The passenger can file a lawsuit even if a refusal of treatment was signed. Injuries often are felt a day or so after an accident. The fact that the passenger refused treatment is a good sign for you, because it tends to show the damages are not that severe. You should contact your insurance carrier, and let them handle your defense. There may be issues of liability depending on the facts. The fact pattern does not indicate if another vehicle was involved or who might be at fault. Don't assume you are at fault simply because you are the driver. An attorney really needs to review the facts and determine liability and other factors. If you found this response was helpful, please click the helpful button. If there is something else you want to post, please feel free to post additional information.
This communication does not create an attorney-client relationship. This means that I am not your lawyer and I will not appear in court simply by posting on this site. If you would like me to represent you, you must call my office, sign a written fee agreement and pay a legal fee, assuming I do not have a conflict of interest and you are in Southern California. If I respond to your question and you have follow up questions by posting on this site, I may or may not reply. This information should not be construed as legal advice. I am offering my opinion. Each person's case is unique, and that's why you should contact a lawyer over the phone for a consultation for your situation. That's why you should not rely on any response that an attorney posts on this site. I am licensed in California. I am not licensed in another state or country. I do not practice law outside of California.
Hi. Yes, any competent and credible doctor (and attorney) knows that injuries may take days, if not weeks, to manifest (reveal themselves). Be prudent; just give the information and let your insurance know. Fortunately, you're friend has a way to get the bills paid (and sue you, if appropriate). Good question.
Personal injury cases only; I'm good at it; you be the Judge! All information provided is for informational and educational purposes only. No attorney client relationship has been formed or should be inferred. Please speak with a local and qualified attorney. I truly wish you and those close to you all the best. Jeff www.nyelderinjurylaw.com
While I understand the instinct to be considered with whether yo are liable for damages, you don't have to be concerned about this issue because it is why you buy insurance in the first place - so you don't have to worry about these issues. Your insurance will investigate the claim and if necessary they will pay for damages or defend against any possible lawsuit.

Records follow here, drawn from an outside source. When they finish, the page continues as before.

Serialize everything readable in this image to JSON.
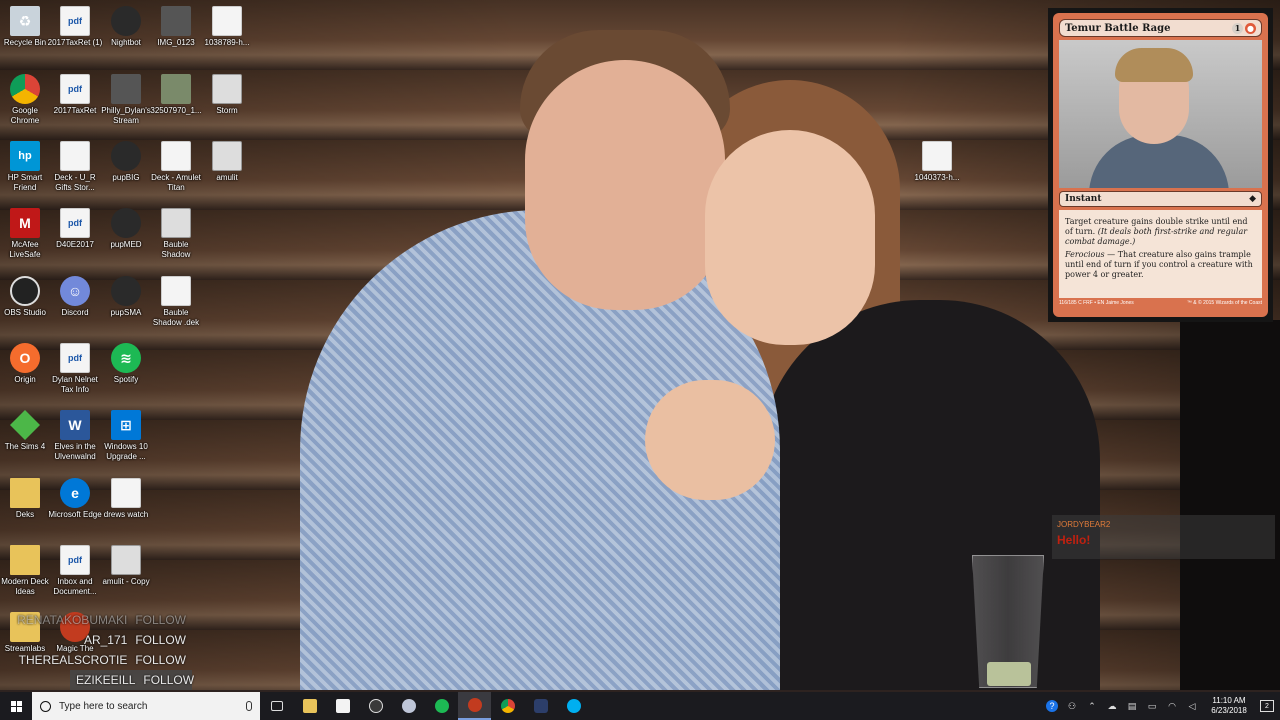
{
  "desktop_icons": [
    {
      "label": "Recycle Bin",
      "icon": "recycle-bin-icon"
    },
    {
      "label": "2017TaxRet (1)",
      "icon": "pdf-icon"
    },
    {
      "label": "Nightbot",
      "icon": "nightbot-icon"
    },
    {
      "label": "IMG_0123",
      "icon": "image-icon"
    },
    {
      "label": "1038789-h...",
      "icon": "file-icon"
    },
    {
      "label": "Google Chrome",
      "icon": "chrome-icon"
    },
    {
      "label": "2017TaxRet",
      "icon": "pdf-icon"
    },
    {
      "label": "Philly_Dylan's Stream",
      "icon": "image-icon"
    },
    {
      "label": "32507970_1...",
      "icon": "image-icon"
    },
    {
      "label": "Storm",
      "icon": "image-icon"
    },
    {
      "label": "HP Smart Friend",
      "icon": "hp-icon"
    },
    {
      "label": "Deck - U_R Gifts Stor...",
      "icon": "file-icon"
    },
    {
      "label": "pupBIG",
      "icon": "dog-icon"
    },
    {
      "label": "Deck - Amulet Titan",
      "icon": "file-icon"
    },
    {
      "label": "amulit",
      "icon": "image-icon"
    },
    {
      "label": "McAfee LiveSafe",
      "icon": "mcafee-icon"
    },
    {
      "label": "D40E2017",
      "icon": "pdf-icon"
    },
    {
      "label": "pupMED",
      "icon": "dog-icon"
    },
    {
      "label": "Bauble Shadow",
      "icon": "image-icon"
    },
    {
      "label": "OBS Studio",
      "icon": "obs-icon"
    },
    {
      "label": "Discord",
      "icon": "discord-icon"
    },
    {
      "label": "pupSMA",
      "icon": "dog-icon"
    },
    {
      "label": "Bauble Shadow .dek",
      "icon": "file-icon"
    },
    {
      "label": "Origin",
      "icon": "origin-icon"
    },
    {
      "label": "Dylan Nelnet Tax Info",
      "icon": "pdf-icon"
    },
    {
      "label": "Spotify",
      "icon": "spotify-icon"
    },
    {
      "label": "The Sims 4",
      "icon": "sims-icon"
    },
    {
      "label": "Elves in the Ulvenwalnd",
      "icon": "word-icon"
    },
    {
      "label": "Windows 10 Upgrade ...",
      "icon": "windows-icon"
    },
    {
      "label": "Deks",
      "icon": "folder-icon"
    },
    {
      "label": "Microsoft Edge",
      "icon": "edge-icon"
    },
    {
      "label": "drews watch",
      "icon": "image-icon"
    },
    {
      "label": "Modern Deck Ideas",
      "icon": "folder-icon"
    },
    {
      "label": "Inbox and Document...",
      "icon": "pdf-icon"
    },
    {
      "label": "amulit - Copy",
      "icon": "image-icon"
    },
    {
      "label": "Streamlabs",
      "icon": "folder-icon"
    },
    {
      "label": "Magic The",
      "icon": "magic-icon"
    },
    {
      "label": "1040373-h...",
      "icon": "file-icon"
    }
  ],
  "card": {
    "name": "Temur Battle Rage",
    "cost_generic": "1",
    "cost_red": "●",
    "type": "Instant",
    "rules_1_plain": "Target creature gains double strike until end of turn.",
    "rules_1_italic": "(It deals both first-strike and regular combat damage.)",
    "rules_2_keyword": "Ferocious",
    "rules_2_text": "— That creature also gains trample until end of turn if you control a creature with power 4 or greater.",
    "collector": "116/185 C",
    "set": "FRF • EN",
    "artist": "Jaime Jones",
    "copyright": "™ & © 2015 Wizards of the Coast"
  },
  "chat": {
    "username": "JORDYBEAR2",
    "message": "Hello!"
  },
  "follows": [
    {
      "name": "RENATAKOBUMAKI",
      "action": "FOLLOW"
    },
    {
      "name": "AR_171",
      "action": "FOLLOW"
    },
    {
      "name": "THEREALSCROTIE",
      "action": "FOLLOW"
    },
    {
      "name": "EZIKEEILL",
      "action": "FOLLOW"
    }
  ],
  "taskbar": {
    "search_placeholder": "Type here to search",
    "time": "11:10 AM",
    "date": "6/23/2018",
    "notification_count": "2",
    "apps": [
      "task-view-icon",
      "file-explorer-icon",
      "store-icon",
      "steam-icon",
      "app-icon",
      "spotify-icon",
      "magic-icon",
      "chrome-icon",
      "nightbot-icon",
      "skype-icon"
    ]
  },
  "colors": {
    "taskbar": "#1b1b1f",
    "card_red": "#d9724e",
    "chat_username": "#e07b3a",
    "chat_message": "#c02010"
  }
}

Generally, I shy away from cases with declination of EMS at the scene unless the party goes to the ER shortly thereafter. In the insurance adjuster's eyes, the claimant was not "really" injured.